*The symposium was postponed from February 2023.


Pip Thornton 

Dr. Pip Thornton is a Chancellor’s Fellow in GeoSciences at the University of Edinburgh. Her theory and practice explore the politics of existence in online spaces, critiquing and making visible structures of power within the digital economy with creative methods. She gained her PhD in Geopolitics and Cybersecurity from Royal Holloway, University of London in 2019. Her thesis, Language in the Age of Algorithmic Reproduction: A Critique of Linguistic Capitalism, put forward a theoretical, political and creative critique of Google’s search and advertising platforms, and included an artistic intervention into Google’s monetisation of language called {poem}.py. Shown at the Edinburgh Fringe her 2019 piece Newspeak was shortlisted for the 2020 Lumen Prize for Art and Technology and was awarded an honourable mention in the Surveillance Studies Network Biennial Art Competition (2020). Pip’s work has featured in WIRED UK, New Scientist, and at the Open Data Institute in London. 

Andrew Dwyer 

Dr. Andrew Dwyer is a Lecturer in Information Security at Royal Holloway, University of London and is a member of its Interdisciplinary Security Collective. Andrew’s interests span a range of critical research on computational security (cybersecurity). His current research is split across three themes: first is on ‘digital decisions’, considering how machine learning algorithms and people come to recognise and make decisions using a variety of systems; second on cyber operations, researching how states perceive and act in what they term as their ‘strategic environment’, and; third on ‘critical’ approaches to the study of cybersecurity, including developing ethico-political and participatory approaches for people-led initiatives.

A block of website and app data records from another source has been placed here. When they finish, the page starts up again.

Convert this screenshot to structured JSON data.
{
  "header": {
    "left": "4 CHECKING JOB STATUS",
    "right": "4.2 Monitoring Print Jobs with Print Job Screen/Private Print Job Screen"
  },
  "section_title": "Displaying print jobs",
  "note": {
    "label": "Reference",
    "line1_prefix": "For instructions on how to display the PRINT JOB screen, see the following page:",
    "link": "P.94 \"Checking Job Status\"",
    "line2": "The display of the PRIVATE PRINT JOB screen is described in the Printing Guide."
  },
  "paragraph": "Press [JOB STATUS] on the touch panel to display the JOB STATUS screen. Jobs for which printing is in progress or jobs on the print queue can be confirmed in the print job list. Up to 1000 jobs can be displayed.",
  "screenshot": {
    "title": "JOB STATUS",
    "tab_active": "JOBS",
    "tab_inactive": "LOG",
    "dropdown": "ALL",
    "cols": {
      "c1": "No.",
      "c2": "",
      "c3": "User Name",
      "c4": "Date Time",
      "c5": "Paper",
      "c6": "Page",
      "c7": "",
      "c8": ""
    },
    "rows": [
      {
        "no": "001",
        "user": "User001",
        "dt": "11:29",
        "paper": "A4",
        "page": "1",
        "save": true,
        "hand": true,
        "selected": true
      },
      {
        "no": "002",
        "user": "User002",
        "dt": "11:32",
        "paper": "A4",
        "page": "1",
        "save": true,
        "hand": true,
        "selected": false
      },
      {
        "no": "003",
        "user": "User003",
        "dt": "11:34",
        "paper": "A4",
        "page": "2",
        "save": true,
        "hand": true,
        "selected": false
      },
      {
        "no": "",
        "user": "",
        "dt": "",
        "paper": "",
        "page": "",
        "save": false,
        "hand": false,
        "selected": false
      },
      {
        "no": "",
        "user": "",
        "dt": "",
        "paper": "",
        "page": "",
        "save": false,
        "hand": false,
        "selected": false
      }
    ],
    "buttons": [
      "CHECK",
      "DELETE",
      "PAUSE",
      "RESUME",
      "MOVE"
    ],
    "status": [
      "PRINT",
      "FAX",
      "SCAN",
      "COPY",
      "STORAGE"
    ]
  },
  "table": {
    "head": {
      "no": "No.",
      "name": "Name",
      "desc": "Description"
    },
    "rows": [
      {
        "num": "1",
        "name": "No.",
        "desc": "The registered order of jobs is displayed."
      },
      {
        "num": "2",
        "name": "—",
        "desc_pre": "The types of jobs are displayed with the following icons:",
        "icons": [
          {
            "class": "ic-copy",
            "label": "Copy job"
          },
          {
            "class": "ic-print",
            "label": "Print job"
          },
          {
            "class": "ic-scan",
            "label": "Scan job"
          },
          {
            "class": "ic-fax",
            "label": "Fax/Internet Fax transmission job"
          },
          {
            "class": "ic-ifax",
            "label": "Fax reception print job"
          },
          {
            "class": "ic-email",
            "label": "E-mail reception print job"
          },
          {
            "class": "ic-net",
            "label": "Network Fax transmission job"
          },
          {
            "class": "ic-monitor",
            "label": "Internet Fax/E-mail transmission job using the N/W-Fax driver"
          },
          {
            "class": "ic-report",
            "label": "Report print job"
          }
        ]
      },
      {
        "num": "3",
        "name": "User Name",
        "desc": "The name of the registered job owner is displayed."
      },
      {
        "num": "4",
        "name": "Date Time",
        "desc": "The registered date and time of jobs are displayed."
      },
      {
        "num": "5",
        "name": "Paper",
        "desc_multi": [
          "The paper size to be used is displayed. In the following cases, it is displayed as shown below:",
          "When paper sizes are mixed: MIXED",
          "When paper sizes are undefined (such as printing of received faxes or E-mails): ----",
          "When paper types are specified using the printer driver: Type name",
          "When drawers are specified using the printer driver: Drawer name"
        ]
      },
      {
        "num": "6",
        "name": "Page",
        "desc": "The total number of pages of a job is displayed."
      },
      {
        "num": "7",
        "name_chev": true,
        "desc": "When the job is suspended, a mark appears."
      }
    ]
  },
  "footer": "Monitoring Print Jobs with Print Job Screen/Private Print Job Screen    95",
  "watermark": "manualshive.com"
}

Beyond Royal Holloway, he is the Lead of the UK Offensive Cyber Working Group that brings together a diverse group of academics from across the UK and beyond to discuss and research offensive cyber.

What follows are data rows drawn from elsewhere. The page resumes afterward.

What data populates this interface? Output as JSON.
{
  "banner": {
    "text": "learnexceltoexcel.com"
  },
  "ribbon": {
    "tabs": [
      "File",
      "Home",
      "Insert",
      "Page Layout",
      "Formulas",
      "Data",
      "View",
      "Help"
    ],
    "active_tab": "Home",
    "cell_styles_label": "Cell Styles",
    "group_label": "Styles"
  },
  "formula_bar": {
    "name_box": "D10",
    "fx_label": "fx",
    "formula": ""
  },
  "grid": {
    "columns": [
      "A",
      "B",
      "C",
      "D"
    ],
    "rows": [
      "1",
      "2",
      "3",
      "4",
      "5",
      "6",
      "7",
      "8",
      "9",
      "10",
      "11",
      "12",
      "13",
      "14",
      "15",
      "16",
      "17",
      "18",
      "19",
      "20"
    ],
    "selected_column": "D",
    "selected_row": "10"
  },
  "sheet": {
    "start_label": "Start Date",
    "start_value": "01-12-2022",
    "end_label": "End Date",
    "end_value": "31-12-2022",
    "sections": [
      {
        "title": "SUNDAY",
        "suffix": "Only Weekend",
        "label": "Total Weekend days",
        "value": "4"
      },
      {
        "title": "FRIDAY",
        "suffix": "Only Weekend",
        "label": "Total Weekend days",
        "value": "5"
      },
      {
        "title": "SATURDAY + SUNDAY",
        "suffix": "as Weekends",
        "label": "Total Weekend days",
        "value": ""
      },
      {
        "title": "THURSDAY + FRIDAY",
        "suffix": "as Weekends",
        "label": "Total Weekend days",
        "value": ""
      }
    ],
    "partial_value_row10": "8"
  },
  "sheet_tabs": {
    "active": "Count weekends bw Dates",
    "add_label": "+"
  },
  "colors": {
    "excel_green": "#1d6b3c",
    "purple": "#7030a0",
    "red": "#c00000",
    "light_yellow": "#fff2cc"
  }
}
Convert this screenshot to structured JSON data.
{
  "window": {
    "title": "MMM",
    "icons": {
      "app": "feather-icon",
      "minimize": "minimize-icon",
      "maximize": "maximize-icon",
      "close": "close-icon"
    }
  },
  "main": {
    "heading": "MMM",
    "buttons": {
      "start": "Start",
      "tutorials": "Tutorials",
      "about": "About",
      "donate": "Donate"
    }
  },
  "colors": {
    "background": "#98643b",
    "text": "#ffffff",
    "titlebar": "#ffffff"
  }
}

Murad Khan 

Dr. Murad Khan is Course Leader and Senior Lecturer on the Diploma and Graduate Diploma in Creative Computing at the CCI. His research explores the function and breakdown of predictive models in human cognition and machine learning systems, focusing particularly on contemporary research in cognitive neuroscience (predictive processing), studies of perception and adversarial machine learning to outline a philosophy of noise and uncertainty in the development of predictive systems. He has presented his research at Unsound Festival, Serpentine Galleries, and the Goethe-Institut as well as publishing in eflux and Stages Journal. His collaborative practice with artist and programmer Martin Disley explores states of speculation and incoherence in computational systems through audio signal processing, digital sculpture and machine learning models. Murad also leads the UAL Open Course ‘Computational Futures: AI and Machine Learning.’ 

Martin Disley 

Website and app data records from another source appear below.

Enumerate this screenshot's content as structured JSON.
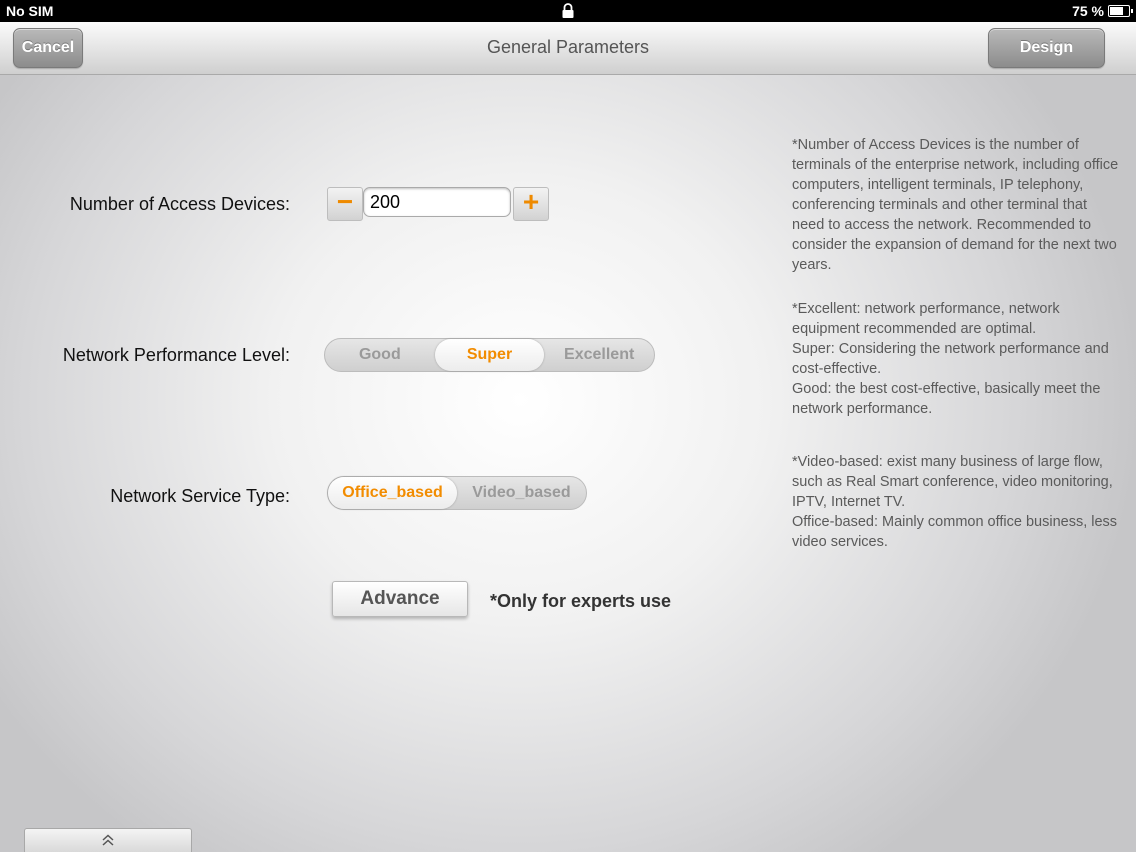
{
  "status": {
    "carrier": "No SIM",
    "battery": "75 %",
    "battery_level": 0.75
  },
  "nav": {
    "title": "General Parameters",
    "cancel_label": "Cancel",
    "design_label": "Design"
  },
  "access_devices": {
    "label": "Number of Access Devices:",
    "value": "200",
    "minus": "−",
    "plus": "+"
  },
  "performance": {
    "label": "Network Performance Level:",
    "options": [
      "Good",
      "Super",
      "Excellent"
    ],
    "selected": "Super"
  },
  "service_type": {
    "label": "Network Service Type:",
    "options": [
      "Office_based",
      "Video_based"
    ],
    "selected": "Office_based"
  },
  "advance": {
    "label": "Advance",
    "note": "*Only for experts use"
  },
  "help": {
    "access_devices": "*Number of Access Devices is the number of terminals of the enterprise network, including office computers, intelligent terminals, IP telephony, conferencing terminals and other terminal that need to access the network. Recommended to consider the expansion of demand for the next two years.",
    "performance": "*Excellent: network performance, network equipment recommended are optimal.\nSuper: Considering the network performance and cost-effective.\nGood: the best cost-effective, basically meet the network performance.",
    "service_type": "*Video-based: exist many business of large flow, such as Real Smart conference, video monitoring, IPTV, Internet TV.\nOffice-based: Mainly common office business, less video services."
  },
  "colors": {
    "accent": "#f28c00",
    "nav_button": "#8c8c8c"
  },
  "icons": {
    "lock": "lock-icon",
    "battery": "battery-icon",
    "expand": "double-chevron-up-icon"
  }
}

Martin Disley is an artist, researcher and developer based in Edinburgh, Scotland. His visual practice centres around an ongoing critical investigation into machine learning. His work has focussed on the machine learning model and the map-territory relation, feedback loops in inference, behavioural conditioning and training and machine learning in states of incoherence. His work seeks to manifest the internal contradictions and logical limitations of artificial intelligence in beguiling images, video and sound. 

Martin was recently selected to participate in arebyte Gallery’s Hotel Generation artist development programme. He was previously artist-in-residence at the National Library of Scotland and has received commissions from The Institute for Design Informatics at the University of Edinburgh, The Indeterminacy Research Group at the University of Dundee and Extinction Rebellion among others. He has presented/exhibited work at Unsound Festival (Krakow, Poland), the V&A Museum (Dundee, Scotland), The Centre for Contemporary Arts (Glasgow, Scotland), Guterhallen Gallery (Soligen, Germany) and Kunstencentrum Vooruit (Ghent, Belgium). 

He is a co-founder, alongside Murad Khan, of the research studio, Unit Test, which explores the place of investigative methods in counter data-science practices.